So it’s been 2 weeks since the end of Fullstack and the last two weeks have been a flurry of activity. Right after I posted a status on Facebook that I am looking for a web development job, I’ve had more leads on jobs that I can count and it’s been a struggle just to follow all leads and also keep in focus how to improve as a programmer as well.

Therefore, I’ve come up with a method that’s given me some organization. I call it following the CASE method. Or maybe, taking it CASE by CASE basis. Or other metaphors that can be used with CASE.

Here’s what CASE stands for: C(ode), A(pply), S(tudy), E(xercise). And here’s the breakdown of how I plan to do it every day:

Code – Work on a project and code everyday. Pushing at least 3 commits to GitHub everyday, which would translate to coding at least 3 substantial features.

Apply – Apply to 1 job every day, this includes getting a contact for the company, writing a cover letter, editing resume (if needed) and then sending it out to the company as well.

Study – Studying for the code interview has been hard but there have been some great resources I’ve been exposed to. And my plan is to practice and solve about 5 problems each day in this site:

Exercise – This is something that I sorely need as I ignored it for the good part of 8 weeks while at Fullstack so I’ve been trying to run 6 miles a day and hit the gym everyday. If your body is good, your mind will be good.
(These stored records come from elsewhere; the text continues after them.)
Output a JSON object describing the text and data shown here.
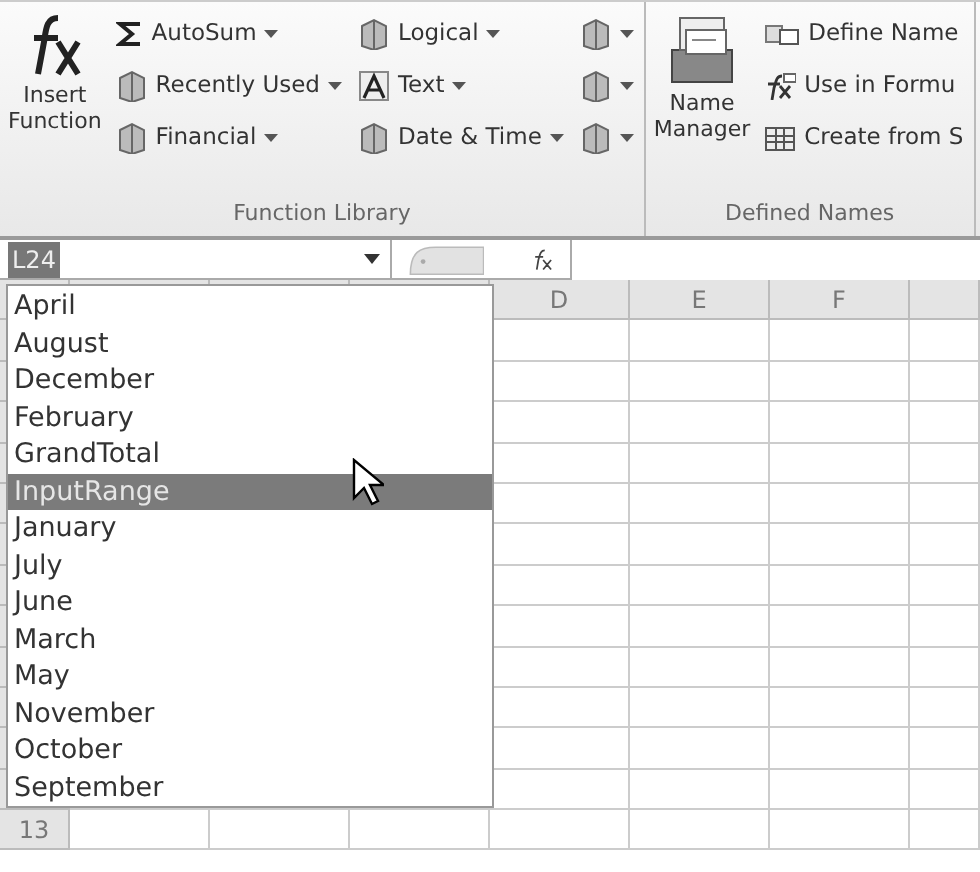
{
  "ribbon": {
    "groups": [
      {
        "label": "Function Library",
        "large_button": {
          "label_lines": [
            "Insert",
            "Function"
          ]
        },
        "columns": [
          [
            {
              "kind": "labeled",
              "label": "AutoSum",
              "has_menu": true
            },
            {
              "kind": "labeled",
              "label": "Recently Used",
              "has_menu": true
            },
            {
              "kind": "labeled",
              "label": "Financial",
              "has_menu": true
            }
          ],
          [
            {
              "kind": "labeled",
              "label": "Logical",
              "has_menu": true
            },
            {
              "kind": "labeled",
              "label": "Text",
              "has_menu": true
            },
            {
              "kind": "labeled",
              "label": "Date & Time",
              "has_menu": true
            }
          ],
          [
            {
              "kind": "iconic",
              "has_menu": true
            },
            {
              "kind": "iconic",
              "has_menu": true
            },
            {
              "kind": "iconic",
              "has_menu": true
            }
          ]
        ]
      },
      {
        "label": "Defined Names",
        "large_button": {
          "label_lines": [
            "Name",
            "Manager"
          ]
        },
        "columns": [
          [
            {
              "kind": "labeled",
              "label": "Define Name",
              "has_menu": false
            },
            {
              "kind": "labeled",
              "label": "Use in Formu",
              "has_menu": false
            },
            {
              "kind": "labeled",
              "label": "Create from S",
              "has_menu": false
            }
          ]
        ]
      }
    ]
  },
  "formula_bar": {
    "name_box": "L24"
  },
  "name_list": [
    {
      "label": "April",
      "selected": false
    },
    {
      "label": "August",
      "selected": false
    },
    {
      "label": "December",
      "selected": false
    },
    {
      "label": "February",
      "selected": false
    },
    {
      "label": "GrandTotal",
      "selected": false
    },
    {
      "label": "InputRange",
      "selected": true
    },
    {
      "label": "January",
      "selected": false
    },
    {
      "label": "July",
      "selected": false
    },
    {
      "label": "June",
      "selected": false
    },
    {
      "label": "March",
      "selected": false
    },
    {
      "label": "May",
      "selected": false
    },
    {
      "label": "November",
      "selected": false
    },
    {
      "label": "October",
      "selected": false
    },
    {
      "label": "September",
      "selected": false
    }
  ],
  "sheet": {
    "column_headers": [
      "D",
      "E",
      "F"
    ],
    "row_headers": [
      "13"
    ]
  }
}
And while I’ve definitely NOT been able to do everything everyday, it’s given me a good structure to the day as I go through this job hunt.

Also, my friend Migi suggested to me a different version than a straight up to-do-list. He suggested the 1-3-5 approach to the daily to-do-list, where I do 1 big thing, 3 medium things, and 5 small things everyday. It’s a great way to prioritize one’s day. But it’s also good to be able to be flexible in your to-do lists as sometimes the to-do-list you make in the morning turns very different as you move through the day.
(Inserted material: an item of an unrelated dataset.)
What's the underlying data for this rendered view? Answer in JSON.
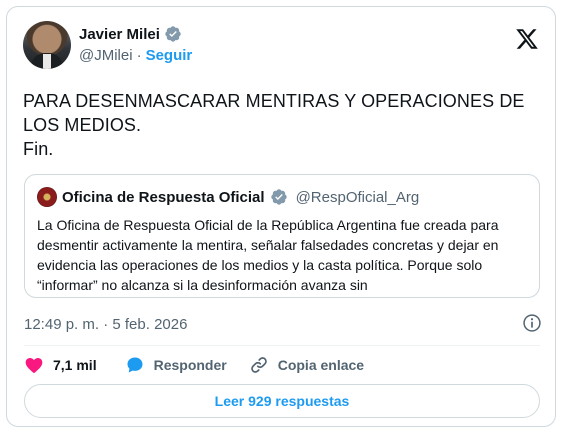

This is not the best scratch of the to-do-list as I hardly studied today, but it was great to get an application done that required quite a bit of coding and refactoring.

I also think it’s great to have unfulfilled to-do lists because it suggests room for improvement for the next day. At the end of Fullstack, David, one of the instructors, said to us, Go for No as a way to approach the job hunt and be a better programmer. Because if you go for no, or the rejection and the spirit of continual improvement, you’re basically turning the tables on the game and making the job hunt to be a little more fair for you.
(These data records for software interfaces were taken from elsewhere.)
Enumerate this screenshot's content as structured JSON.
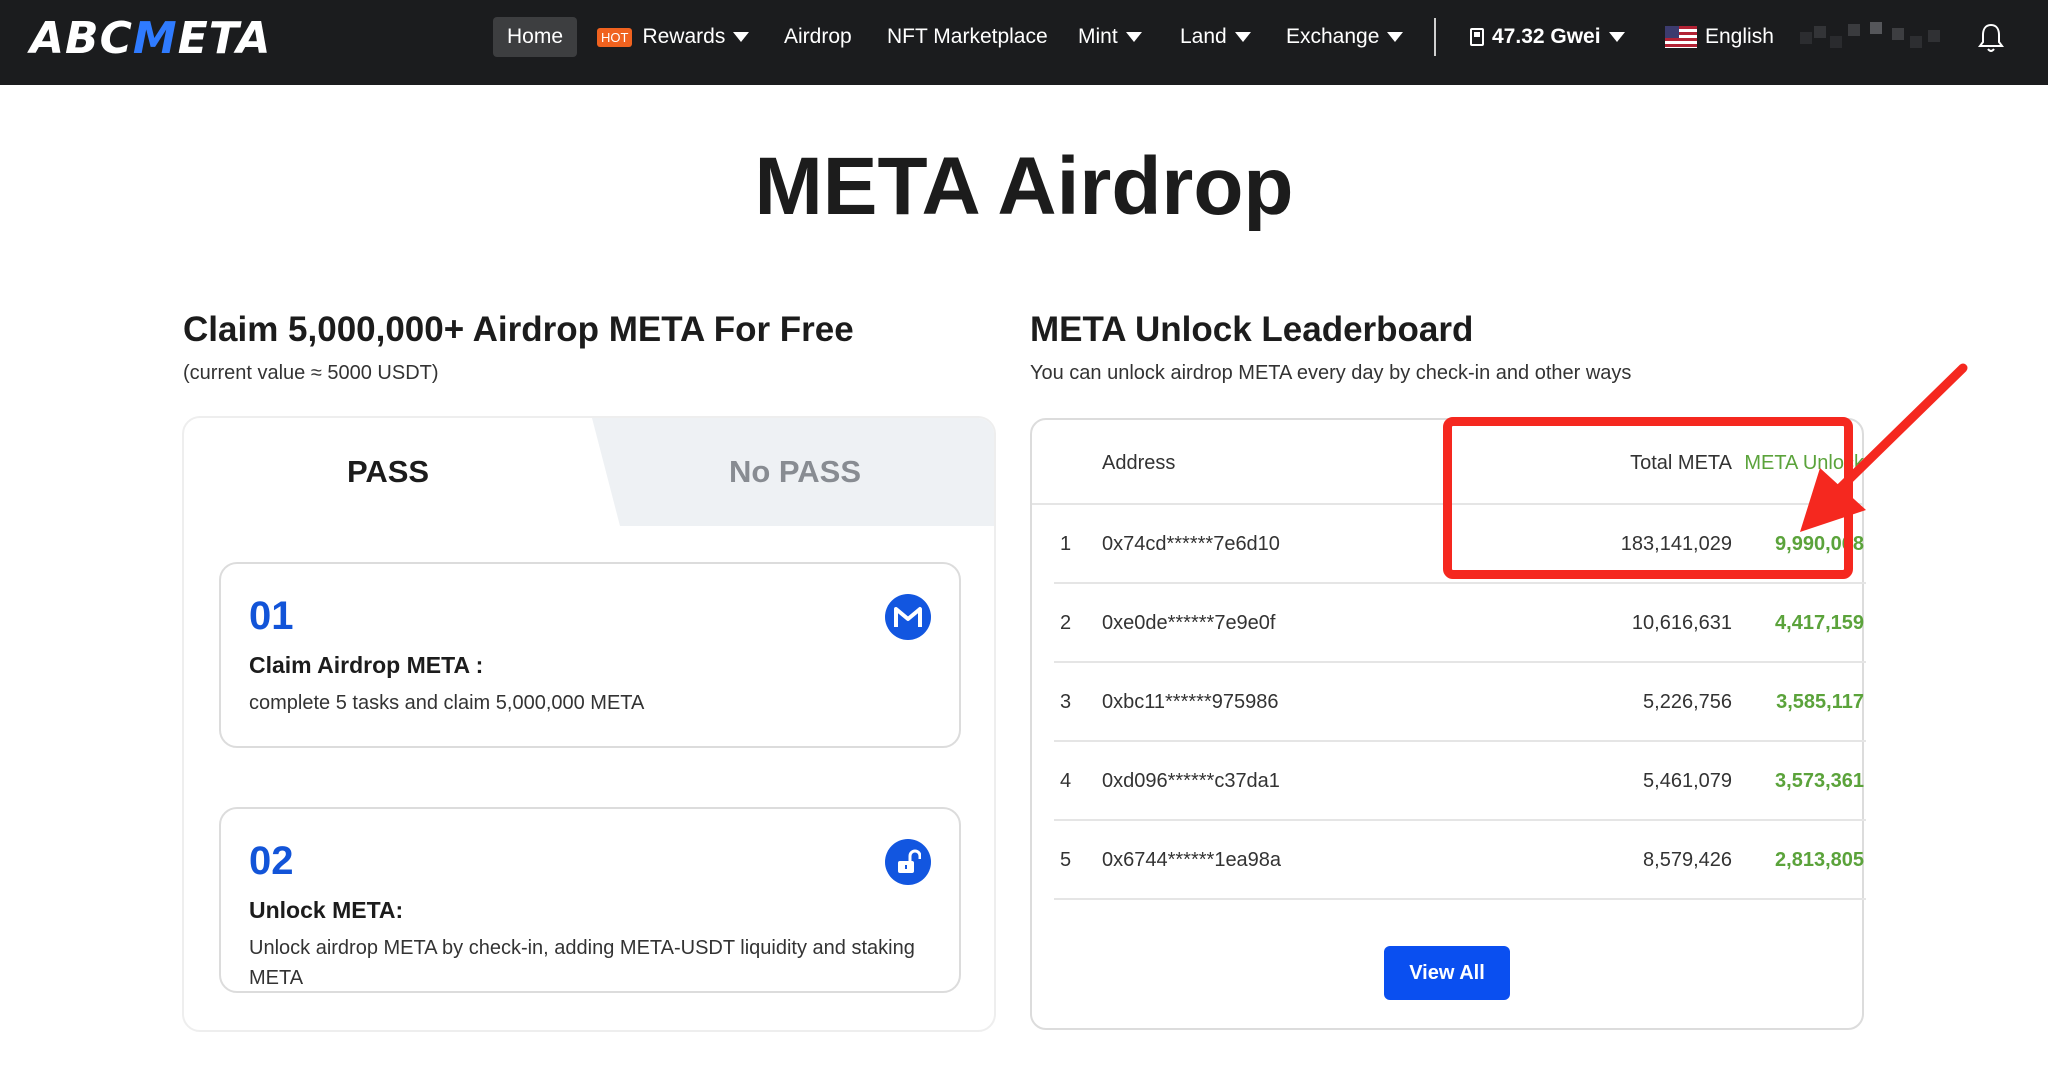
{
  "nav": {
    "logo_prefix": "ABC",
    "logo_m": "M",
    "logo_suffix": "ETA",
    "home": "Home",
    "hot_badge": "HOT",
    "rewards": "Rewards",
    "airdrop": "Airdrop",
    "nft_marketplace": "NFT Marketplace",
    "mint": "Mint",
    "land": "Land",
    "exchange": "Exchange",
    "gas": "47.32 Gwei",
    "language": "English"
  },
  "page": {
    "title": "META Airdrop"
  },
  "claim": {
    "title": "Claim 5,000,000+ Airdrop META For Free",
    "subtitle": "(current value ≈ 5000 USDT)",
    "tab_pass": "PASS",
    "tab_nopass": "No PASS",
    "steps": [
      {
        "num": "01",
        "title": "Claim Airdrop META :",
        "desc": "complete 5 tasks and claim 5,000,000 META",
        "icon": "meta-coin-icon"
      },
      {
        "num": "02",
        "title": "Unlock META:",
        "desc": "Unlock airdrop META by check-in, adding META-USDT liquidity and staking META",
        "icon": "unlock-icon"
      }
    ]
  },
  "leaderboard": {
    "title": "META Unlock Leaderboard",
    "subtitle": "You can unlock airdrop META every day by check-in and other ways",
    "columns": {
      "address": "Address",
      "total": "Total META",
      "unlock": "META Unlock"
    },
    "rows": [
      {
        "rank": "1",
        "address": "0x74cd******7e6d10",
        "total": "183,141,029",
        "unlock": "9,990,068"
      },
      {
        "rank": "2",
        "address": "0xe0de******7e9e0f",
        "total": "10,616,631",
        "unlock": "4,417,159"
      },
      {
        "rank": "3",
        "address": "0xbc11******975986",
        "total": "5,226,756",
        "unlock": "3,585,117"
      },
      {
        "rank": "4",
        "address": "0xd096******c37da1",
        "total": "5,461,079",
        "unlock": "3,573,361"
      },
      {
        "rank": "5",
        "address": "0x6744******1ea98a",
        "total": "8,579,426",
        "unlock": "2,813,805"
      }
    ],
    "view_all": "View All"
  },
  "colors": {
    "nav_bg": "#1b1c1e",
    "accent_blue": "#0a4ff0",
    "unlock_green": "#5ba33b",
    "annotation_red": "#f5281f"
  }
}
This is definitely the attitude I am going to double down on after technical interview, which I basically bombed. After studying for a good two days on the fundamentals of JavaScript, prototypical inheritance, linked lists, binary search trees, and class instantiation, the interview surprised me with a question about how to implement a math function that already exists in JavaScript.

However, this just taught me to be more prepared for the next interview and not make the same mistakes again and now I am looking forward to getting more terrible interviews, because that would just mean I am that much closer to acing it the next time.

Over the last 4 months, I’ve definitely realized that persistence, practice, and iterations are the key to success in programming, and in general LIFE as a whole. And while I am certainly not the most brilliant of programmers, I do believe that I have the capability to work hard, learn fast, and always create a better product after iterating over it more than once.

So here’s to the CASE, 1-3-5, and Go for No approach. Hopefully, I can stick to it.

“Discipline is the bridge between goals and accomplishment.”